  • The peel can be left on. This is the part of the fruit that contains most fibre though, and excess fibre can sometimes cause digestive upset. If your pet has a sensitive tummy, it might be better to remove the peel altogether and only feed small quantities.
  • Cut the apples into small bite-sized chunks. Be careful not to feed too big pieces as these can be a choking hazard.
  • You can also grate apples or mash them into a purée and add them to your dog’s usual meal.
Sliced apple on a board

Are apple seeds poisonous for dogs?

You may have heard that apple seeds contain cyanide which is a poisonous substance for both humans and pets. This is true, but it’s also true that the small quantity found in the seeds of one apple is usually harmless. However, it’s still important to stay on the safe side and remove the seeds before feeding apple to your dog, as cyanide poisoning can be very serious.

If you’re worried your dog has had one too many apples unbeknownst to you, here are some of the most common cyanide poisoning symptoms to watch out for:

  • Panting
  • Difficulty breathing
  • Dilated pupils

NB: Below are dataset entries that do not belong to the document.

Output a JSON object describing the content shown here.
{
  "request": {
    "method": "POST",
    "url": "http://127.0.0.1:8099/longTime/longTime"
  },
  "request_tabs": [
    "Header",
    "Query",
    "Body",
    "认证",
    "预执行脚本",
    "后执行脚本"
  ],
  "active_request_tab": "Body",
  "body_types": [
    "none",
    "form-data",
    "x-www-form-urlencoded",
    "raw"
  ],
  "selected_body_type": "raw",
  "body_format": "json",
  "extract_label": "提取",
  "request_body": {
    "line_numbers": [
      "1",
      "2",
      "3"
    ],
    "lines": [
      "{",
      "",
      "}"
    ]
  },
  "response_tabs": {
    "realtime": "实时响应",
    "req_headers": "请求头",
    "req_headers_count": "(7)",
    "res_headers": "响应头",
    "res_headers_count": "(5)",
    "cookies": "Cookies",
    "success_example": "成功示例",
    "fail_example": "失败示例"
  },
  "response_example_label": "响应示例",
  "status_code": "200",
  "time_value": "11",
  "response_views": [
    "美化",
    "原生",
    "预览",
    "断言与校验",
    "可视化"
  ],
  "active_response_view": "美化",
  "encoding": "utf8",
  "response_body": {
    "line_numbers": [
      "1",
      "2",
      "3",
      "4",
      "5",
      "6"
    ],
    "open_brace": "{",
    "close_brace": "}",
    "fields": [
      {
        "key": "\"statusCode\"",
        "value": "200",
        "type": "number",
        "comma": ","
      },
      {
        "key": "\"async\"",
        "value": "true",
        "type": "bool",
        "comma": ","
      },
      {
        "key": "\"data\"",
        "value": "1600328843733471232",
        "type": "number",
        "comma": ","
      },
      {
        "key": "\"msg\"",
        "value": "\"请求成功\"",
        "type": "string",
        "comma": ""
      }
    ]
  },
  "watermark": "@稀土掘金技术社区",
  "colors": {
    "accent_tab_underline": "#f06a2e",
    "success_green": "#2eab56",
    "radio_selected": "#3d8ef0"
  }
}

Make sure you contact your vet if you notice any of these signs so your dog can get help as soon as possible.

Is your fruit bowl full of other irresistible temptations for a dog looking for their next treat? Find out if dogs can eat oranges, whether dogs and blueberries should be in the same room and what you should do the next time dogs and strawberries meet. You may also want to discover the benefits of adding watermelon to a dogs diet.